Look at the AFSPA — all that the authorities are required to do to enforce this Act is to declare an area ‘disturbed.’ Once this is done, the AFSPA comes into application and in accordance with its provisions, members of the armed forces can search, detain and question anyone without a warrant and even shoot to the extent of causing death merely on suspicion of the person being a militant. And to top it all, court proceedings against an accused soldier can proceed only after the central government’s prior approval. If these provisions are not against the fundamental rights of citizens, what is?

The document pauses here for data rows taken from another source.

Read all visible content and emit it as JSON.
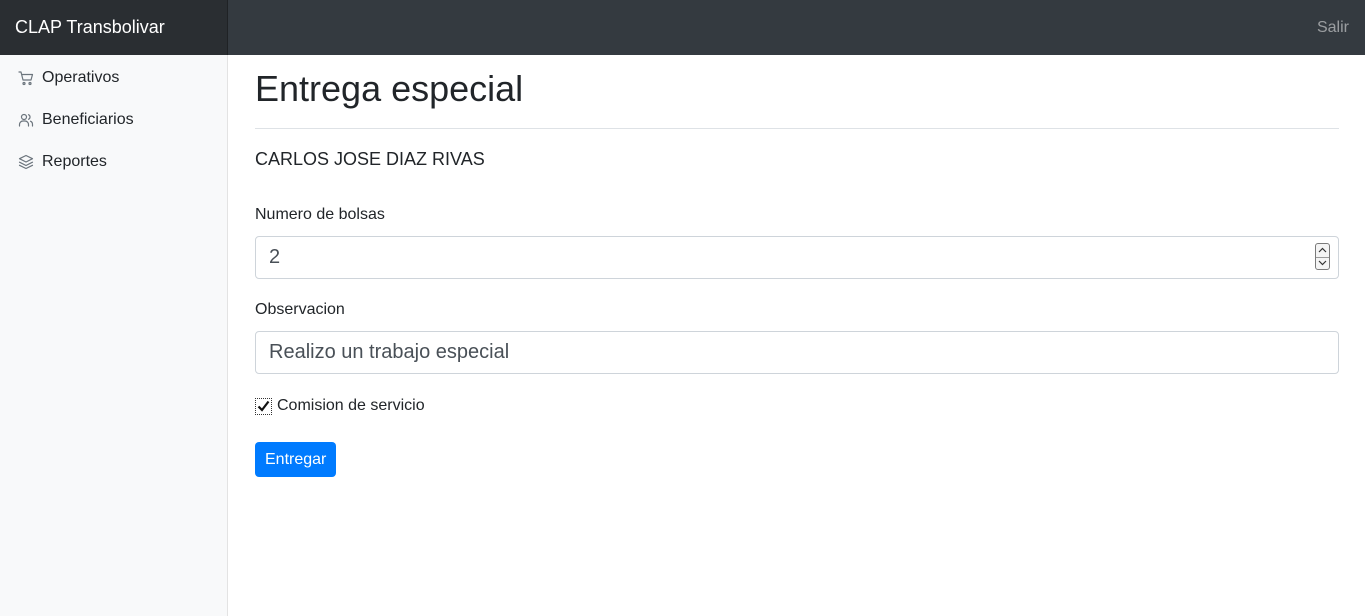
{
  "navbar": {
    "brand": "CLAP Transbolivar",
    "logout_label": "Salir"
  },
  "sidebar": {
    "items": [
      {
        "label": "Operativos",
        "icon": "shopping-cart-icon"
      },
      {
        "label": "Beneficiarios",
        "icon": "users-icon"
      },
      {
        "label": "Reportes",
        "icon": "layers-icon"
      }
    ]
  },
  "main": {
    "title": "Entrega especial",
    "person_name": "CARLOS JOSE DIAZ RIVAS",
    "bolsas_label": "Numero de bolsas",
    "bolsas_value": "2",
    "observacion_label": "Observacion",
    "observacion_value": "Realizo un trabajo especial",
    "comision_label": "Comision de servicio",
    "comision_checked": true,
    "submit_label": "Entregar"
  },
  "colors": {
    "navbar_bg": "#343a40",
    "brand_bg": "#2a2e32",
    "sidebar_bg": "#f8f9fa",
    "primary": "#007bff"
  }
}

The British used provisions contained in what is today the AFSPA to maximize executive authority and actually use the available powers to try and contain the democratic protest by the masses against the colonial rule. In fact, the AFSPA is a revised version of a 1942 Ordinance promulgated by the British to deal with the Quit India Movement during the Second World War. In 1958, when Nehru was Prime Minister, this Act was passed, primarily to deal with the Naga rebellion. But today, there are dozens 6 of mutinies in the Northeast, big and small, and the ability of these mutinous rebel groups to take on the Indian state is rather limited.

Ironically, the Government is ever ready to talk peace with these groups, some of them with a cadre strength of just a few dozens!

Do we really, therefore, need an Act like the AFSPA to deal with ethnic rebellions in the Northeast? In fact, I would argue that in a state like Manipur, the AFSPA is in fact helping the cause of the militants. That’s because whenever soldiers commit excesses under the shadow of this Act that provides them enough legal immunity, the masses take to the streets and vents their ire against the Indian state. That really helps the insurgents’ cause. But who bothers! The Army top brass wants the AFSPA to remain and New Delhi cannot gather the courage to dilute its provisions. Yes, the AFSPA is in force in peaceful Mizoram as a ‘sleeping Act.’

No surprise, therefore, that Irom Sharmila has stated publicly that she would continue with her fast until the Act is withdrawn from Manipur. An amendment would not do for her. That’s Irom Sharmila’s spirit— keep battling injustice.

(courtesy: The Sentinel)